→ WORK ORDER: The answer must be the complete listing, reproduced exactly.

--------

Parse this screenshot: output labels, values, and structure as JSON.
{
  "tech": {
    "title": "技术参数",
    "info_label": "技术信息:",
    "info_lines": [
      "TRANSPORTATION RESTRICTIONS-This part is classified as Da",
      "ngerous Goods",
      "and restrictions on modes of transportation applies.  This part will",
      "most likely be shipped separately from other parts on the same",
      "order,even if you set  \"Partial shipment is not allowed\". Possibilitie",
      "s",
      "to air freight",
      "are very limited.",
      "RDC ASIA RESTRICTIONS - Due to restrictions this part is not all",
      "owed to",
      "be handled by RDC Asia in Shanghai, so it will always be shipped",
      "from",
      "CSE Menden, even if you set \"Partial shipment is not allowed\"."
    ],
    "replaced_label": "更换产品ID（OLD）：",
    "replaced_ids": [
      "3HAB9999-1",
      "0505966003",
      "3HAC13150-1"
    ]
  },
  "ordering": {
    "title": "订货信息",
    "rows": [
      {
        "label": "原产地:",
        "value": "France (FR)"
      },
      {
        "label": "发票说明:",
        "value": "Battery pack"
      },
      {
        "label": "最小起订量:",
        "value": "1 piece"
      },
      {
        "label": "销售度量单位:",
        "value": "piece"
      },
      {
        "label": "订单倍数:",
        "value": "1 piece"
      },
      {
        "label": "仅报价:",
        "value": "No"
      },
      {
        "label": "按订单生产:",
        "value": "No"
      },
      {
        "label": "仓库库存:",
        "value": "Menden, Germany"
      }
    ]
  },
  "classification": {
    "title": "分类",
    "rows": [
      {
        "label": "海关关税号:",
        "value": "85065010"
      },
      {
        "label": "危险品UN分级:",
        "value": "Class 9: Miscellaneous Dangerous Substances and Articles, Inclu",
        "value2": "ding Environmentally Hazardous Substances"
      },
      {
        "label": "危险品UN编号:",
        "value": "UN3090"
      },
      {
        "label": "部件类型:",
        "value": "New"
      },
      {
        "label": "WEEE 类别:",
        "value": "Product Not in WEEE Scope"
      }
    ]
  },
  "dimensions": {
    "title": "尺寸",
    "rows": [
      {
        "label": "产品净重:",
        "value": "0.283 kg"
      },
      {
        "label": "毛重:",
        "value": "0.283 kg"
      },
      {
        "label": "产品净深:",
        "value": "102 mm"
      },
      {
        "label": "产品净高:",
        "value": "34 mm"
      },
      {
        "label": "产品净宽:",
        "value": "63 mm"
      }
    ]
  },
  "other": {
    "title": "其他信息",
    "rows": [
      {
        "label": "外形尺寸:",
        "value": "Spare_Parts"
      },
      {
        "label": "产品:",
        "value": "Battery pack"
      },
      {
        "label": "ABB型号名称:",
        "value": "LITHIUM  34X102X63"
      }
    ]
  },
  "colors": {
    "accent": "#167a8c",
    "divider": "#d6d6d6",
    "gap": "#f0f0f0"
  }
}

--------

→ TASK RESULT:
Parse this screenshot: output labels, values, and structure as JSON.
{
  "tech": {
    "title": "技术参数",
    "info_label": "技术信息:",
    "info_lines": [
      "TRANSPORTATION RESTRICTIONS-This part is classified as Da",
      "ngerous Goods",
      "and restrictions on modes of transportation applies.  This part will",
      "most likely be shipped separately from other parts on the same",
      "order,even if you set  \"Partial shipment is not allowed\". Possibilitie",
      "s",
      "to air freight",
      "are very limited.",
      "RDC ASIA RESTRICTIONS - Due to restrictions this part is not all",
      "owed to",
      "be handled by RDC Asia in Shanghai, so it will always be shipped",
      "from",
      "CSE Menden, even if you set \"Partial shipment is not allowed\"."
    ],
    "replaced_label": "更换产品ID（OLD）：",
    "replaced_ids": [
      "3HAB9999-1",
      "0505966003",
      "3HAC13150-1"
    ]
  },
  "ordering": {
    "title": "订货信息",
    "rows": [
      {
        "label": "原产地:",
        "value": "France (FR)"
      },
      {
        "label": "发票说明:",
        "value": "Battery pack"
      },
      {
        "label": "最小起订量:",
        "value": "1 piece"
      },
      {
        "label": "销售度量单位:",
        "value": "piece"
      },
      {
        "label": "订单倍数:",
        "value": "1 piece"
      },
      {
        "label": "仅报价:",
        "value": "No"
      },
      {
        "label": "按订单生产:",
        "value": "No"
      },
      {
        "label": "仓库库存:",
        "value": "Menden, Germany"
      }
    ]
  },
  "classification": {
    "title": "分类",
    "rows": [
      {
        "label": "海关关税号:",
        "value": "85065010"
      },
      {
        "label": "危险品UN分级:",
        "value": "Class 9: Miscellaneous Dangerous Substances and Articles, Inclu",
        "value2": "ding Environmentally Hazardous Substances"
      },
      {
        "label": "危险品UN编号:",
        "value": "UN3090"
      },
      {
        "label": "部件类型:",
        "value": "New"
      },
      {
        "label": "WEEE 类别:",
        "value": "Product Not in WEEE Scope"
      }
    ]
  },
  "dimensions": {
    "title": "尺寸",
    "rows": [
      {
        "label": "产品净重:",
        "value": "0.283 kg"
      },
      {
        "label": "毛重:",
        "value": "0.283 kg"
      },
      {
        "label": "产品净深:",
        "value": "102 mm"
      },
      {
        "label": "产品净高:",
        "value": "34 mm"
      },
      {
        "label": "产品净宽:",
        "value": "63 mm"
      }
    ]
  },
  "other": {
    "title": "其他信息",
    "rows": [
      {
        "label": "外形尺寸:",
        "value": "Spare_Parts"
      },
      {
        "label": "产品:",
        "value": "Battery pack"
      },
      {
        "label": "ABB型号名称:",
        "value": "LITHIUM  34X102X63"
      }
    ]
  },
  "colors": {
    "accent": "#167a8c",
    "divider": "#d6d6d6",
    "gap": "#f0f0f0"
  }
}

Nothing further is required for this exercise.